‘Crazy, stupid penalties’
As the third quarter was drawing to a close Saturday night at Raymond James Stadium, USF was in unfamiliar territory: leading No. 19 East Carolina, 17-14.
The Bulls had a first down at the ECU 35-yard line, with 21,750 fans and momentum on their side. It was the Bulls’ most highly attended game of the season.
But after two plays and three penalties, the Bulls were faced with a third down, 30 yards standing between them and the first down marker. Sophomore quarterback Mike White ended the drive with a pass that was intercepted at the 14-yard line.
ECU would go on to score two more touchdowns for a 28-17 comeback win.
“Obviously when you have the ball in field goal range with a kicker like Marvin, you want to keep it there,” White said. “And when we shoot ourselves in the foot and push ourselves back, it hurts.”
After leading 17-7 at halftime, USF fell victim to a poor second half against a ranked team for the second consecutive game.
“I think it was like a trickle-down effect with the penalties and we just lost focus,” coach Willie Taggart said. “We didn’t execute like we did in the first half and then we panicked.”
USF was unable to score in the second half, including a missed 28-yard field goal from the sure-footed Kloss that more than likely ended his campaign for the Lou Groza Award.
Over the previous bye week, Taggart said he had referees at practice to make the team play more-disciplined football. However, those practices didn’t translate onto the field against ECU.
The Bulls were penalized five times for 40 yards in the second half, with three of those penalties coming on third down.
“I think, in the second half we just shot ourselves in the foot,” White said. “We were moving the ball the entire half; we just couldn’t finish.”
Senior receiver Andre Davis also attributed the loss to penalties and said there’s no room for those kind of mistakes when playing against a team like ECU.
“Crazy, stupid penalties. That’s the No. 19 team in the nation,” Davis said. “We can’t expect to go out there and shoot ourselves in the foot and win the ballgame. It’s not going to happen.”
Penalties certainly stalled drives for the Bulls, but the Pirates were penalized 12 times for 148 yards compared to USF’s eight penalties for 59. ECU was even penalized three times for 30 yards on a drive that ended in a touchdown.
With the Bulls’ offense off the field for the majority of the second half because of their inability to sustain a drive, the defense grew tired and ECU exploited their fatigue.

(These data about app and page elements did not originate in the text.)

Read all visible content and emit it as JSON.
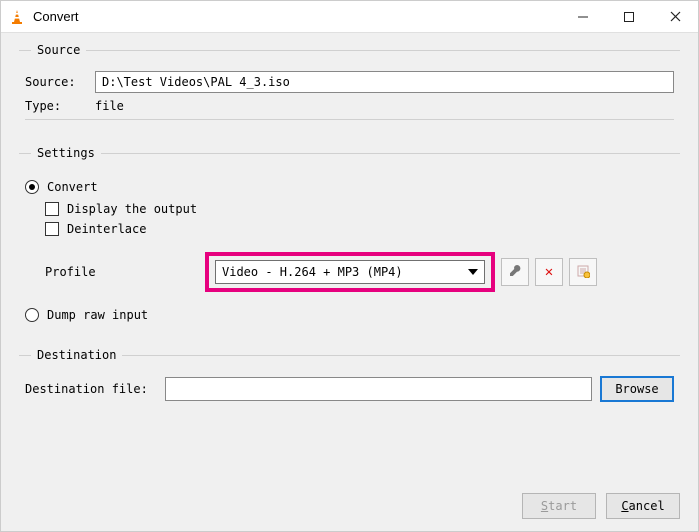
{
  "window": {
    "title": "Convert"
  },
  "source": {
    "legend": "Source",
    "source_label": "Source:",
    "source_value": "D:\\Test Videos\\PAL 4_3.iso",
    "type_label": "Type:",
    "type_value": "file"
  },
  "settings": {
    "legend": "Settings",
    "convert_label": "Convert",
    "display_output_label": "Display the output",
    "deinterlace_label": "Deinterlace",
    "profile_label": "Profile",
    "profile_value": "Video - H.264 + MP3 (MP4)",
    "dump_raw_label": "Dump raw input"
  },
  "destination": {
    "legend": "Destination",
    "file_label": "Destination file:",
    "file_value": "",
    "browse_label": "Browse"
  },
  "buttons": {
    "start_initial": "S",
    "start_rest": "tart",
    "cancel_initial": "C",
    "cancel_rest": "ancel"
  }
}
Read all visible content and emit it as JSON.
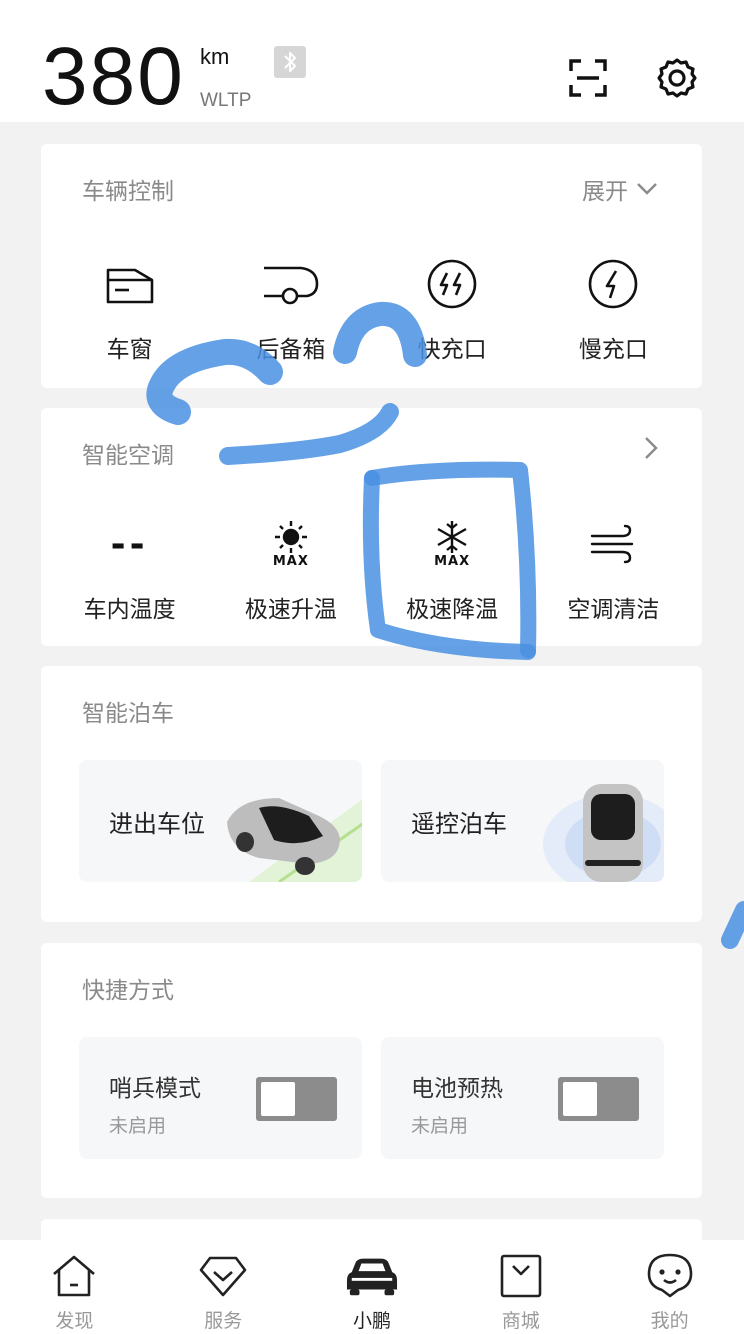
{
  "header": {
    "range_value": "380",
    "range_unit": "km",
    "range_standard": "WLTP",
    "icons": [
      "bluetooth-icon",
      "scan-icon",
      "settings-icon"
    ]
  },
  "vehicle_control": {
    "title": "车辆控制",
    "expand_label": "展开",
    "items": [
      {
        "label": "车窗",
        "icon": "window-icon"
      },
      {
        "label": "后备箱",
        "icon": "trunk-icon"
      },
      {
        "label": "快充口",
        "icon": "fast-charge-icon"
      },
      {
        "label": "慢充口",
        "icon": "slow-charge-icon"
      }
    ]
  },
  "climate": {
    "title": "智能空调",
    "items": [
      {
        "label": "车内温度",
        "value": "--",
        "icon": "temperature-placeholder"
      },
      {
        "label": "极速升温",
        "icon": "max-heat-icon",
        "badge": "MAX"
      },
      {
        "label": "极速降温",
        "icon": "max-cool-icon",
        "badge": "MAX"
      },
      {
        "label": "空调清洁",
        "icon": "ac-clean-icon"
      }
    ]
  },
  "parking": {
    "title": "智能泊车",
    "tiles": [
      {
        "label": "进出车位"
      },
      {
        "label": "遥控泊车"
      }
    ]
  },
  "shortcuts": {
    "title": "快捷方式",
    "items": [
      {
        "name": "哨兵模式",
        "status": "未启用",
        "on": false
      },
      {
        "name": "电池预热",
        "status": "未启用",
        "on": false
      }
    ]
  },
  "nav": {
    "items": [
      {
        "label": "发现",
        "icon": "home-icon",
        "active": false
      },
      {
        "label": "服务",
        "icon": "service-icon",
        "active": false
      },
      {
        "label": "小鹏",
        "icon": "car-icon",
        "active": true
      },
      {
        "label": "商城",
        "icon": "shop-icon",
        "active": false
      },
      {
        "label": "我的",
        "icon": "profile-icon",
        "active": false
      }
    ]
  },
  "colors": {
    "annotation_blue": "#4a90e2",
    "toggle_off": "#8c8c8c"
  }
}
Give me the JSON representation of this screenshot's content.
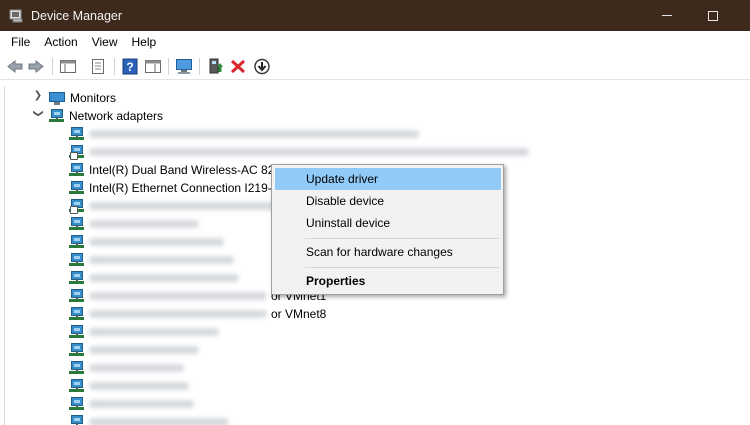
{
  "window": {
    "title": "Device Manager"
  },
  "menubar": {
    "items": [
      "File",
      "Action",
      "View",
      "Help"
    ]
  },
  "toolbar": {
    "buttons": [
      "back-arrow-icon",
      "forward-arrow-icon",
      "show-hide-tree-icon",
      "properties-sheet-icon",
      "help-icon",
      "action-pane-icon",
      "scan-monitor-icon",
      "update-driver-icon",
      "uninstall-x-icon",
      "disable-download-icon"
    ],
    "colors": {
      "help": "#2a62b8",
      "uninstall": "#d8262c",
      "update": "#2f8c3a"
    }
  },
  "tree": {
    "monitors_label": "Monitors",
    "network_adapters_label": "Network adapters",
    "intel_wireless_label": "Intel(R) Dual Band Wireless-AC 826",
    "intel_ethernet_label": "Intel(R) Ethernet Connection I219-V",
    "vmnet1_suffix": "or VMnet1",
    "vmnet8_suffix": "or VMnet8"
  },
  "context_menu": {
    "update_driver": "Update driver",
    "disable_device": "Disable device",
    "uninstall_device": "Uninstall device",
    "scan_hardware": "Scan for hardware changes",
    "properties": "Properties",
    "highlight_color": "#91c9f7"
  },
  "colors": {
    "titlebar": "#3d2a1d"
  }
}
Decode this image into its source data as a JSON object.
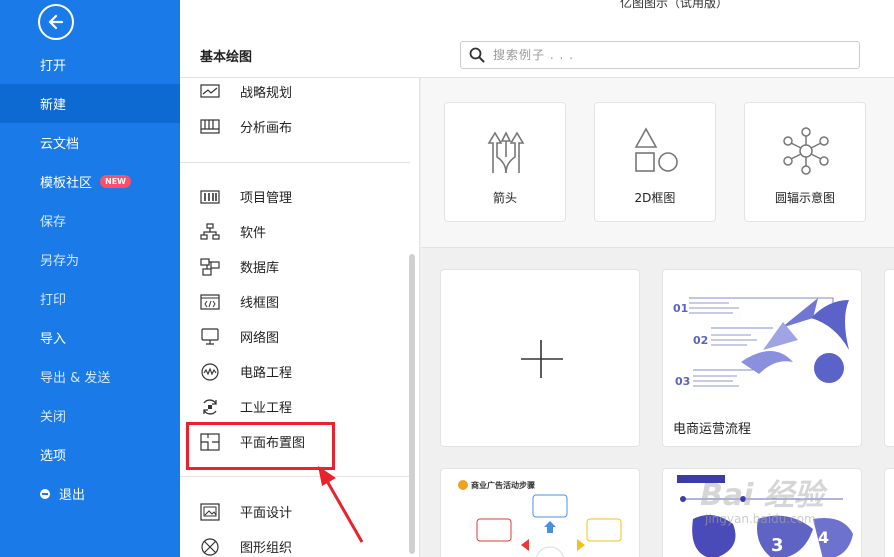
{
  "app": {
    "title": "亿图图示（试用版）"
  },
  "sidebar": {
    "items": [
      {
        "label": "打开"
      },
      {
        "label": "新建"
      },
      {
        "label": "云文档"
      },
      {
        "label": "模板社区",
        "badge": "NEW"
      },
      {
        "label": "保存"
      },
      {
        "label": "另存为"
      },
      {
        "label": "打印"
      },
      {
        "label": "导入"
      },
      {
        "label": "导出 & 发送"
      },
      {
        "label": "关闭"
      },
      {
        "label": "选项"
      },
      {
        "label": "退出"
      }
    ],
    "accent": "#1a7be8"
  },
  "header": {
    "section_title": "基本绘图",
    "search_placeholder": "搜索例子 . . ."
  },
  "categories": [
    {
      "label": "战略规划",
      "icon": "strategy-chart-icon"
    },
    {
      "label": "分析画布",
      "icon": "canvas-grid-icon"
    },
    {
      "label": "项目管理",
      "icon": "gantt-icon"
    },
    {
      "label": "软件",
      "icon": "org-tree-icon"
    },
    {
      "label": "数据库",
      "icon": "database-schema-icon"
    },
    {
      "label": "线框图",
      "icon": "wireframe-code-icon"
    },
    {
      "label": "网络图",
      "icon": "network-monitor-icon"
    },
    {
      "label": "电路工程",
      "icon": "circuit-wave-icon"
    },
    {
      "label": "工业工程",
      "icon": "industrial-cycle-icon"
    },
    {
      "label": "平面布置图",
      "icon": "floor-plan-icon"
    },
    {
      "label": "平面设计",
      "icon": "image-design-icon"
    },
    {
      "label": "图形组织",
      "icon": "graphic-organizer-icon"
    }
  ],
  "quick_templates": [
    {
      "label": "箭头",
      "icon": "arrows-icon"
    },
    {
      "label": "2D框图",
      "icon": "shapes-2d-icon"
    },
    {
      "label": "圆辐示意图",
      "icon": "radial-diagram-icon"
    }
  ],
  "templates": [
    {
      "label": "",
      "kind": "blank"
    },
    {
      "label": "电商运营流程",
      "kind": "preview"
    }
  ],
  "template_previews": {
    "ecommerce": {
      "steps": [
        "01",
        "02",
        "03"
      ]
    },
    "ad_campaign": {
      "title": "商业广告活动步骤"
    },
    "third": {
      "numbers": [
        "3",
        "4"
      ]
    }
  },
  "watermark": {
    "brand": "Bai 经验",
    "sub": "jingyan.baidu.com"
  },
  "colors": {
    "highlight": "#e8232b",
    "template_purple": "#5b63c9"
  }
}
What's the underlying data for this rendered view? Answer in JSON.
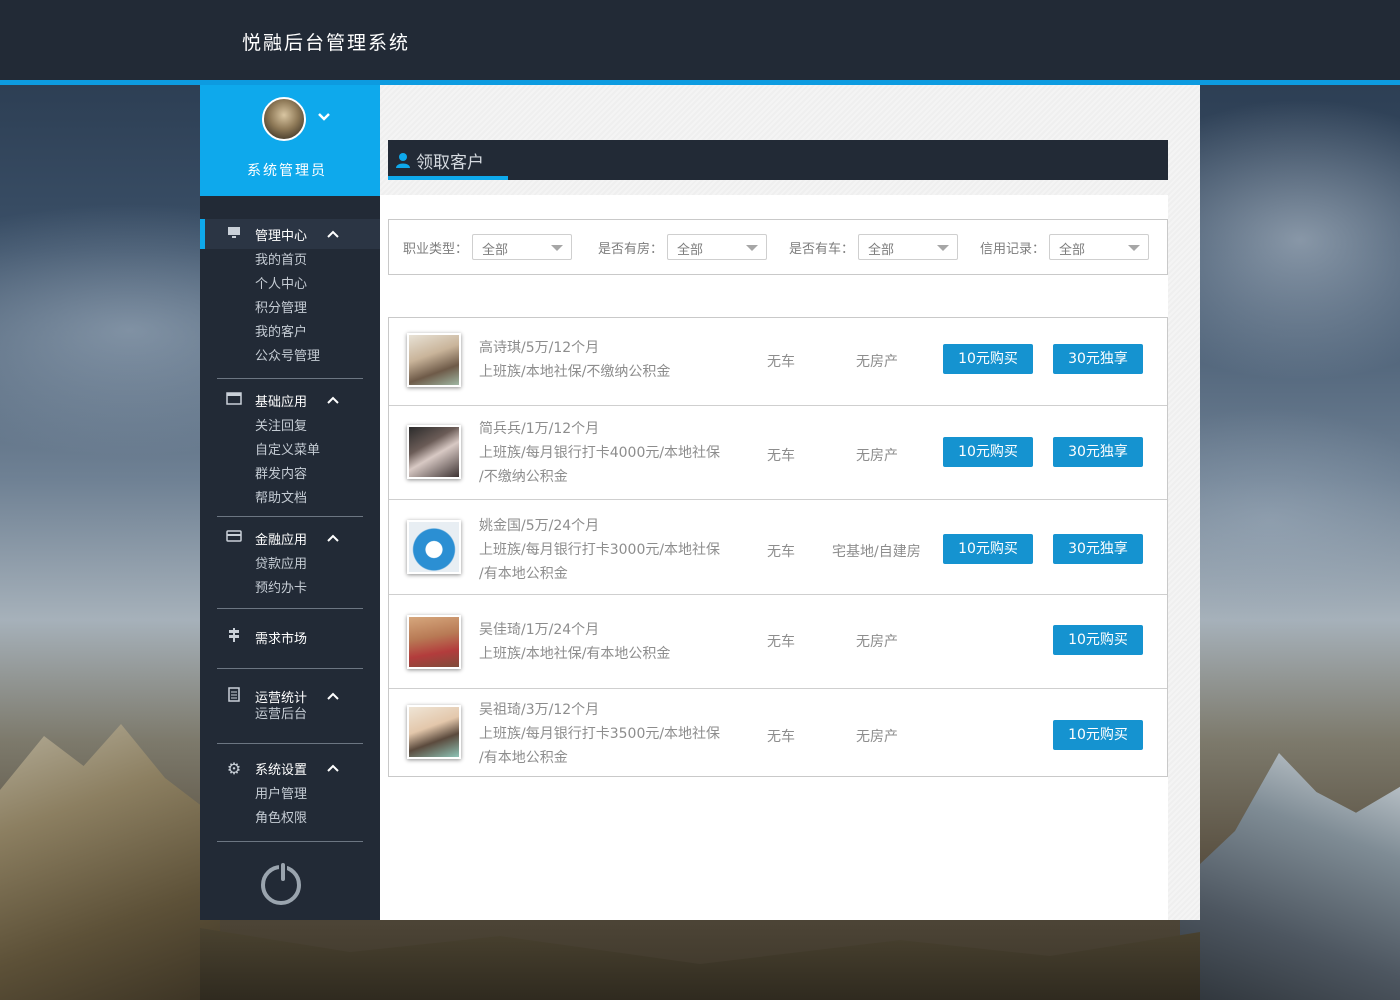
{
  "app": {
    "title": "悦融后台管理系统"
  },
  "user": {
    "name": "系统管理员"
  },
  "sidebar": {
    "groups": [
      {
        "label": "管理中心",
        "icon": "monitor-icon",
        "items": [
          "我的首页",
          "个人中心",
          "积分管理",
          "我的客户",
          "公众号管理"
        ]
      },
      {
        "label": "基础应用",
        "icon": "window-icon",
        "items": [
          "关注回复",
          "自定义菜单",
          "群发内容",
          "帮助文档"
        ]
      },
      {
        "label": "金融应用",
        "icon": "card-icon",
        "items": [
          "贷款应用",
          "预约办卡"
        ]
      },
      {
        "label": "需求市场",
        "icon": "signpost-icon",
        "items": []
      },
      {
        "label": "运营统计",
        "icon": "document-icon",
        "items": [
          "运营后台"
        ]
      },
      {
        "label": "系统设置",
        "icon": "gear-icon",
        "items": [
          "用户管理",
          "角色权限"
        ]
      }
    ]
  },
  "page": {
    "title": "领取客户"
  },
  "filters": [
    {
      "label": "职业类型：",
      "value": "全部"
    },
    {
      "label": "是否有房：",
      "value": "全部"
    },
    {
      "label": "是否有车：",
      "value": "全部"
    },
    {
      "label": "信用记录：",
      "value": "全部"
    }
  ],
  "customers": [
    {
      "lines": [
        "高诗琪/5万/12个月",
        "上班族/本地社保/不缴纳公积金"
      ],
      "car": "无车",
      "house": "无房产",
      "buttons": [
        "10元购买",
        "30元独享"
      ]
    },
    {
      "lines": [
        "简兵兵/1万/12个月",
        "上班族/每月银行打卡4000元/本地社保",
        "/不缴纳公积金"
      ],
      "car": "无车",
      "house": "无房产",
      "buttons": [
        "10元购买",
        "30元独享"
      ]
    },
    {
      "lines": [
        "姚金国/5万/24个月",
        "上班族/每月银行打卡3000元/本地社保",
        "/有本地公积金"
      ],
      "car": "无车",
      "house": "宅基地/自建房",
      "buttons": [
        "10元购买",
        "30元独享"
      ]
    },
    {
      "lines": [
        "吴佳琦/1万/24个月",
        "上班族/本地社保/有本地公积金"
      ],
      "car": "无车",
      "house": "无房产",
      "buttons": [
        "10元购买"
      ]
    },
    {
      "lines": [
        "吴祖琦/3万/12个月",
        "上班族/每月银行打卡3500元/本地社保",
        "/有本地公积金"
      ],
      "car": "无车",
      "house": "无房产",
      "buttons": [
        "10元购买"
      ]
    }
  ],
  "colors": {
    "accent": "#0ea9ec",
    "button": "#1593d0",
    "sidebar": "#222a36"
  }
}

ECU’s offense, which had been held to only one touchdown in the first half, exploded for 21 unanswered points in the second half. Taggart said this was possible because the Bulls struggled to make clean tackles.
“We missed a lot of tackles in the second half,” Taggart said. “They broke a lot of tackles and converted on some third downs.”
Sophomore safety Nate Godwin said that ECU wore down the USF defense until it couldn’t contain the Pirates anymore.
“With the defense being on the field a lot, after a while it starts to wear down, kind of like the Wisconsin game,” Godwin said. “When the defense gets worn down, missed tackles start to happen, blown assignments, things of that sort.”
Godwin said the pressure of beating a ranked school got into the heads of his teammates on defense.
“I think some guys get a little excited,” Godwin said. “I learned from last week. I realized that even though we’re up, it doesn’t mean we’re going to win it. I think we come out in the second half and we don’t click like we do in the first half. For some reason I feel like we think it should be given to us.”
Even with the second half collapse, USF held the Pirates to 15 points below their season average of 43 points per game, but the Bulls’ offense still couldn’t keep up.
Davis became the all-time leader in receiving yards in USF history with his six-catch, 124-yard performance, but he wasn’t pleased with the record.
“I kind of felt like I would get it eventually, but it is what it is,” Davis said. “It’s a great accomplishment, but I would rather have the win.”
USF has outscored the No. 19 team in the nation 20-10 in the first half of its last two games combined, but the Bulls’ inability to close out games has hindered them from making progress.
“I think our guys know we can be a good football team, but we can’t do it if we keep helping everyone beat us,” Taggart said.